Price discrimination is the final area in which I have completed research (see RAND Journal of Economics 2007). In this work I estimate consumers’ utility from a variety of coffee products at specialty shops such as Starbucks, and I use these estimates together with cost data to calculate the efficiency properties of market allocations under the shops’ nonlinear pricing schedules. The allocations of products to consumers, a central aspect of nonlinear pricing theory, had not yet been tested empirically because of data limitations. The theory predicts that the highest-demand consumers will receive products that are “just right” in size or quality (despite a high price), while lower-demand consumers opt to purchase products that are too small or too low-quality relative to what they would receive in a competitive market. My results indicate that the allocations fit the theory closely, even in a relatively low-stakes beverage market.
In addition to continuing work in the areas above, I have started projects in new subject areas. For example, together with my co-authors on eBay-related projects, I am extending my relationship with eBay to study its seller quality certification system. This project extends my past work on the interaction between charity and signaling to incorporate broader topics on information in markets. To encourage use of its marketplace, eBay rewards high-quality sellers with public certificates of their status. My co-authors and I are focusing on how the impact of quality certification varies across markets with different levels of quality risk for consumers, and also how concentrated possession of certifications affects overall market structure, prices, and welfare. Our preliminary results indicate that eBay consumers significantly prefer purchasing from certified sellers, and it is especially valuable for a seller to be certified when there are few other certified sellers offering similar products.
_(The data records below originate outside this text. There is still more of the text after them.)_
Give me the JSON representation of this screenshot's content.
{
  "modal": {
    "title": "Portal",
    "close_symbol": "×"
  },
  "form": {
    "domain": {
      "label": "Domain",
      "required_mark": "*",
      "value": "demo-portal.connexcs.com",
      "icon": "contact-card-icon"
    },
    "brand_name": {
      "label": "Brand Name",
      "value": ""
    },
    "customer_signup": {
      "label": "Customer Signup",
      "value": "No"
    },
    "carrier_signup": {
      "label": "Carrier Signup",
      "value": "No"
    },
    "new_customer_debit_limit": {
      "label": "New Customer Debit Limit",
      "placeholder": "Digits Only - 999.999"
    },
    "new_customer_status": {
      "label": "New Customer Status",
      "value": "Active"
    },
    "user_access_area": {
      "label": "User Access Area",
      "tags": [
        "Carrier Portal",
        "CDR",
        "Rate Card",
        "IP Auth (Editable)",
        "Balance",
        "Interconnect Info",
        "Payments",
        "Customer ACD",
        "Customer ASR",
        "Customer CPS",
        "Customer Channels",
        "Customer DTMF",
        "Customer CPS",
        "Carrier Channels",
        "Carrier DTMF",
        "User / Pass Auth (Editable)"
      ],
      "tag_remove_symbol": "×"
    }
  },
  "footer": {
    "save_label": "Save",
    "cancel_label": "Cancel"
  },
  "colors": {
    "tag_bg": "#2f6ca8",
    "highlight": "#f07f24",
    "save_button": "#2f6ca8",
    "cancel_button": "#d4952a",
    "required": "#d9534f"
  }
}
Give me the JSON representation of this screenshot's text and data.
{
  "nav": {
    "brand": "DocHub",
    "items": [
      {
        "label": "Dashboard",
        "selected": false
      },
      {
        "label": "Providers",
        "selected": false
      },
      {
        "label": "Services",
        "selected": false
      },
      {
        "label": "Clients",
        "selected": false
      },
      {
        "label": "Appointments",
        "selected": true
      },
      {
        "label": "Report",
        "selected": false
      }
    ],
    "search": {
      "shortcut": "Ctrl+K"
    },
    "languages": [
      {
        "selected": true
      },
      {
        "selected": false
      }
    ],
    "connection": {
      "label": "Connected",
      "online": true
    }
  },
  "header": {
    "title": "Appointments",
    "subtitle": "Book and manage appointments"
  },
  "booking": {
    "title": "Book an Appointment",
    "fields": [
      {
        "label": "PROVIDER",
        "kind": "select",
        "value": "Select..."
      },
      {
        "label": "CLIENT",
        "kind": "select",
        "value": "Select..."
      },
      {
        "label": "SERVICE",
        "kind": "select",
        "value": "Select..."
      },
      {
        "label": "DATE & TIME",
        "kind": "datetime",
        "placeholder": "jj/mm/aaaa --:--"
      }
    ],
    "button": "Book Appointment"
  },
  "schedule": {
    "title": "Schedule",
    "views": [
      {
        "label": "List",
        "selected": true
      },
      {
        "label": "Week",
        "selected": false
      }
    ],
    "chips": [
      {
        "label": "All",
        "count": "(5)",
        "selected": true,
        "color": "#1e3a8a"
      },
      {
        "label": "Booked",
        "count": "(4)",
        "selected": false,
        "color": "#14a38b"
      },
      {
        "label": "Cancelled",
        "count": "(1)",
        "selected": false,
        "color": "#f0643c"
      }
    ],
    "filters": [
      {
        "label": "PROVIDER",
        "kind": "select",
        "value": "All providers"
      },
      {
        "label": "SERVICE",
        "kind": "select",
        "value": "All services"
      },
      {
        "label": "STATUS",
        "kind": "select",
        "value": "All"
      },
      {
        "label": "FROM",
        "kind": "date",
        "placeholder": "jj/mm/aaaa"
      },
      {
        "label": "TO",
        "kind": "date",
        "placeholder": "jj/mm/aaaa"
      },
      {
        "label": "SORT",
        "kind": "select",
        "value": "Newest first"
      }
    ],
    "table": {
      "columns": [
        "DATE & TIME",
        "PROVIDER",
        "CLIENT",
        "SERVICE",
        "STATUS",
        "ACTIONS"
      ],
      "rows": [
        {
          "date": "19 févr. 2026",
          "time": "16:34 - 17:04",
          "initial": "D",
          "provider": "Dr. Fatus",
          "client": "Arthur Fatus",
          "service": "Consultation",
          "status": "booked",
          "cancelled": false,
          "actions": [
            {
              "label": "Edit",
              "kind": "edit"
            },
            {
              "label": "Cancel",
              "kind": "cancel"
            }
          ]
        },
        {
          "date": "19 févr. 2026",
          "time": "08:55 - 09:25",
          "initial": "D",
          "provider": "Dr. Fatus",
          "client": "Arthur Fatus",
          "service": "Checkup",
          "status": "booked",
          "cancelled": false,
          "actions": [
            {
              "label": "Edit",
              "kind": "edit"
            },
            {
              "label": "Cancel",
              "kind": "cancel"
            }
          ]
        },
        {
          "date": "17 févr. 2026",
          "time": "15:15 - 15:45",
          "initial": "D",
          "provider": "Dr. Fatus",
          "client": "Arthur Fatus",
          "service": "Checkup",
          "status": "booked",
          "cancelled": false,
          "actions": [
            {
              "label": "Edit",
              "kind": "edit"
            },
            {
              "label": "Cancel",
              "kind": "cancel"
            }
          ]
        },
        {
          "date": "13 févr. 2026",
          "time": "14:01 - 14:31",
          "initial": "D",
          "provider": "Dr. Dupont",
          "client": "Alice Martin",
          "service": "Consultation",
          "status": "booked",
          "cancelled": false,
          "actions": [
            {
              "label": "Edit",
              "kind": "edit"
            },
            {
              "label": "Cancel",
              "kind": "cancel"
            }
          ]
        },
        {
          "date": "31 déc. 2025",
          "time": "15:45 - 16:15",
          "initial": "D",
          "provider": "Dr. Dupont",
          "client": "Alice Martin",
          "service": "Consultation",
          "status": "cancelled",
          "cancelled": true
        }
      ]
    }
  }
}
A complete list of Professor McManus’ works and proper citations can be found on his website, http://www.unc.edu/~mcmanusb/.